Carbon fee will help climate accord work

To the editor:

There is both fanfare and harsh criticism over the outcome of the COP 21 UN Climate Conference. Both are justified. The goal of reaching 2 degrees Celsius definitely falls short of what is called for. That this is not a legally binding agreement when the stakes couldn't be higher is frightening. However, if we view this agreement as a place to launch an already formed movement that is gaining momentum, it's easier to deal with the generalized vexation we might feel.

Finally, after a protracted battle through a campaign of misinformation, the notion that climate change and global warming is a hoax has been put to rest. Another hurdle has been the notion that it wouldn't do any good for the US to establish policies that limit carbon emissions when other countries are not doing so. That argument has now bitten the dust, since 192 countries have put their names on the COP 21 agreement.

But we still have a huge problem. As most of us recognize, we have a rather dysfunctional Congress, with Republicans being very oppositional and reactionary. We might wish it to be otherwise, but right now that is the Congress we have to deal with.


There have been some recent proposals representatives have put forward which involve a carbon tax. However, many in Congress, especially Republicans, see this as an expansion of government, which they oppose. How do we get around this? One way would be to create a carbon fee rather than a tax. Similar, but better and a plan the Republicans can get behind.

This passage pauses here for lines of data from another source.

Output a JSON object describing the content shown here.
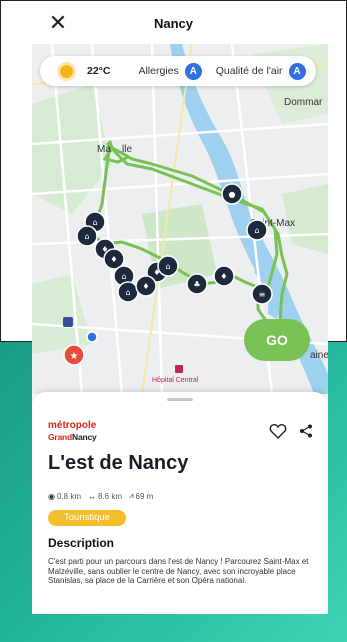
{
  "header": {
    "title": "Nancy",
    "close_icon": "close-icon"
  },
  "weather": {
    "temperature": "22°C",
    "allergies_label": "Allergies",
    "allergies_badge": "A",
    "air_label": "Qualité de l'air",
    "air_badge": "A"
  },
  "map": {
    "labels": {
      "dommartin": "Dommar",
      "malzeville": "Ma    lle",
      "saint_max": "Saint-Max",
      "hopital": "Hôpital Central",
      "aine": "aine"
    },
    "route_color": "#78c154"
  },
  "go_button": "GO",
  "sheet": {
    "logo_top": "métropole",
    "logo_grand": "Grand",
    "logo_nancy": "Nancy",
    "title": "L'est de Nancy",
    "stats": {
      "distance": "0.8 km",
      "length": "8.6 km",
      "elevation": "69 m"
    },
    "tag": "Touristique",
    "description_title": "Description",
    "description": "C'est parti pour un parcours dans l'est de Nancy ! Parcourez Saint-Max et Malzéville, sans oublier le centre de Nancy, avec son incroyable place Stanislas, sa place de la Carrière et son Opéra national."
  },
  "colors": {
    "accent_green": "#78c154",
    "badge_blue": "#2f6fe0",
    "tag_yellow": "#f3bd2b",
    "teal": "#22b39a",
    "logo_red": "#d7271b"
  }
}
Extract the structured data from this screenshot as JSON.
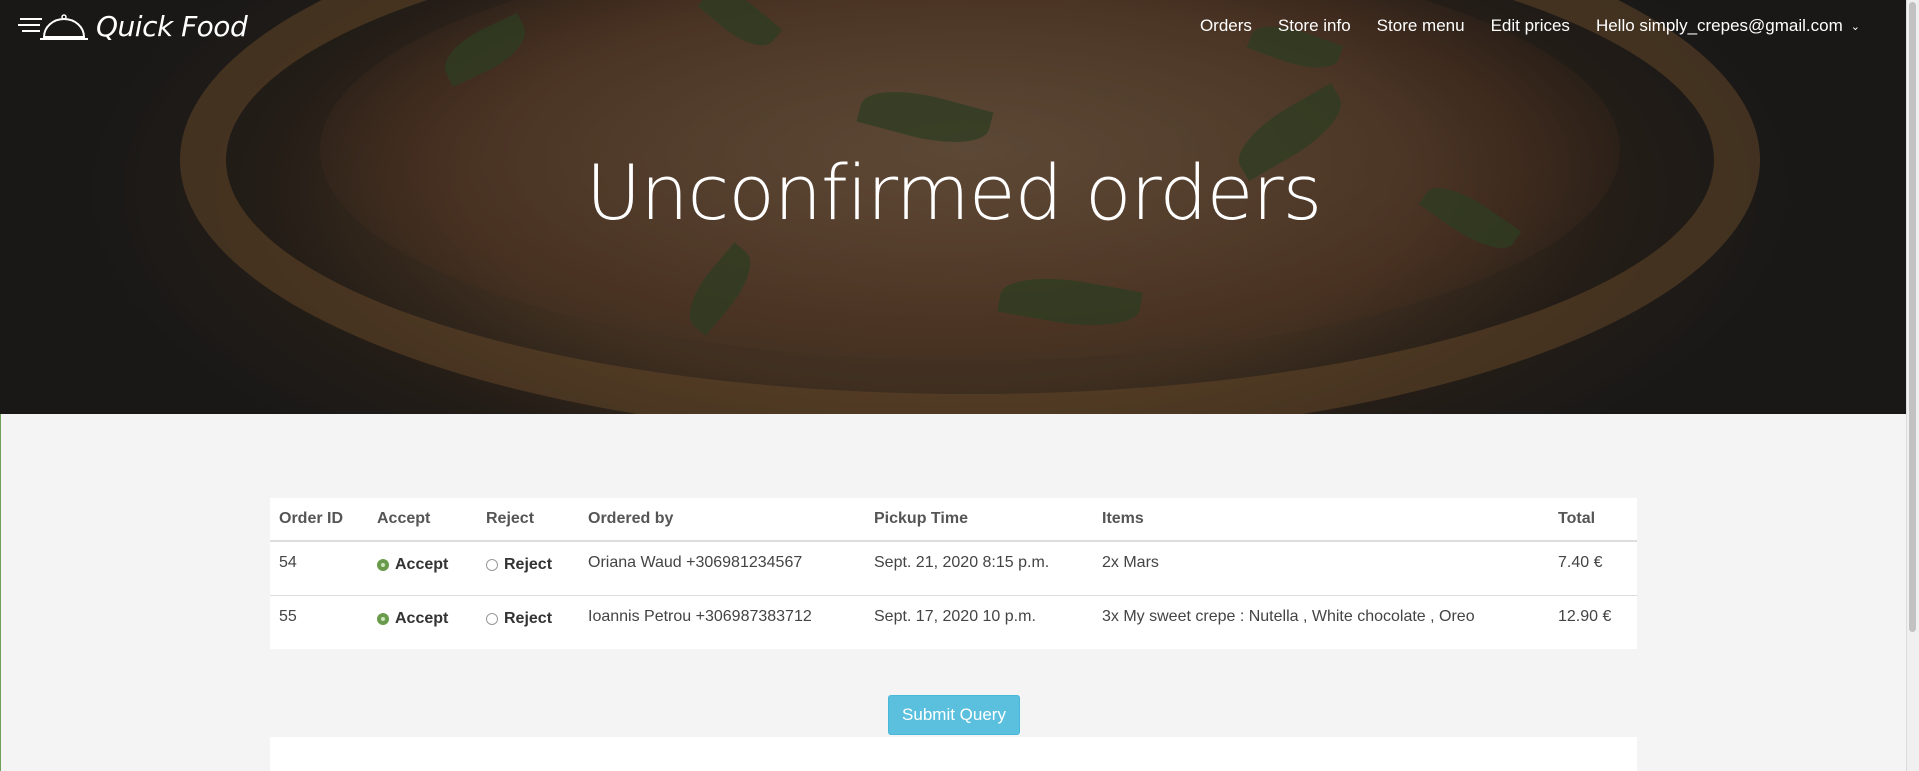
{
  "brand": {
    "name": "Quick Food",
    "logo_icon": "cloche-icon"
  },
  "nav": {
    "orders": "Orders",
    "store_info": "Store info",
    "store_menu": "Store menu",
    "edit_prices": "Edit prices",
    "user_greeting": "Hello simply_crepes@gmail.com",
    "user_caret": "⌄"
  },
  "hero": {
    "title": "Unconfirmed orders"
  },
  "table": {
    "headers": {
      "order_id": "Order ID",
      "accept": "Accept",
      "reject": "Reject",
      "ordered_by": "Ordered by",
      "pickup_time": "Pickup Time",
      "items": "Items",
      "total": "Total"
    },
    "rows": [
      {
        "order_id": "54",
        "accept_label": "Accept",
        "reject_label": "Reject",
        "selected": "accept",
        "ordered_by": "Oriana Waud +306981234567",
        "pickup_time": "Sept. 21, 2020 8:15 p.m.",
        "items": "2x Mars",
        "total": "7.40 €"
      },
      {
        "order_id": "55",
        "accept_label": "Accept",
        "reject_label": "Reject",
        "selected": "accept",
        "ordered_by": "Ioannis Petrou +306987383712",
        "pickup_time": "Sept. 17, 2020 10 p.m.",
        "items": "3x My sweet crepe : Nutella , White chocolate , Oreo",
        "total": "12.90 €"
      }
    ]
  },
  "submit": {
    "label": "Submit Query"
  },
  "colors": {
    "accent_button": "#5bc0de",
    "radio_checked": "#6a9a4c",
    "page_background": "#f4f4f4"
  }
}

James Hansen, the leading climate scientist in this country, is behind this idea and describes it as a fee people pay when they fill up their cars or fly on a plane. The higher cost will motivate individuals to conserve, and drive companies away from fossil fuels and toward investment in cleaner forms of energy.

Where it differs from a tax is that the funds from this fee would be redistributed back to US citizens equally, not go to the government. Those individuals that conserve their use of fossil fuels would make out better financially than those who consume more. The fee puts money back into Main Street pockets (a rather refreshing idea) and encourages investment in clean energy without expanding government.

There is a group that is promoting this idea of a carbon fee called Citizens' Climate Lobby (CCL). I do believe that protests in the streets bring awareness and pressure on our representatives. But our need to move quickly to address this climate crisis needs multiple strategies and CCL offers one well thought out plan of action.

Catherine McCabe, Great Barrington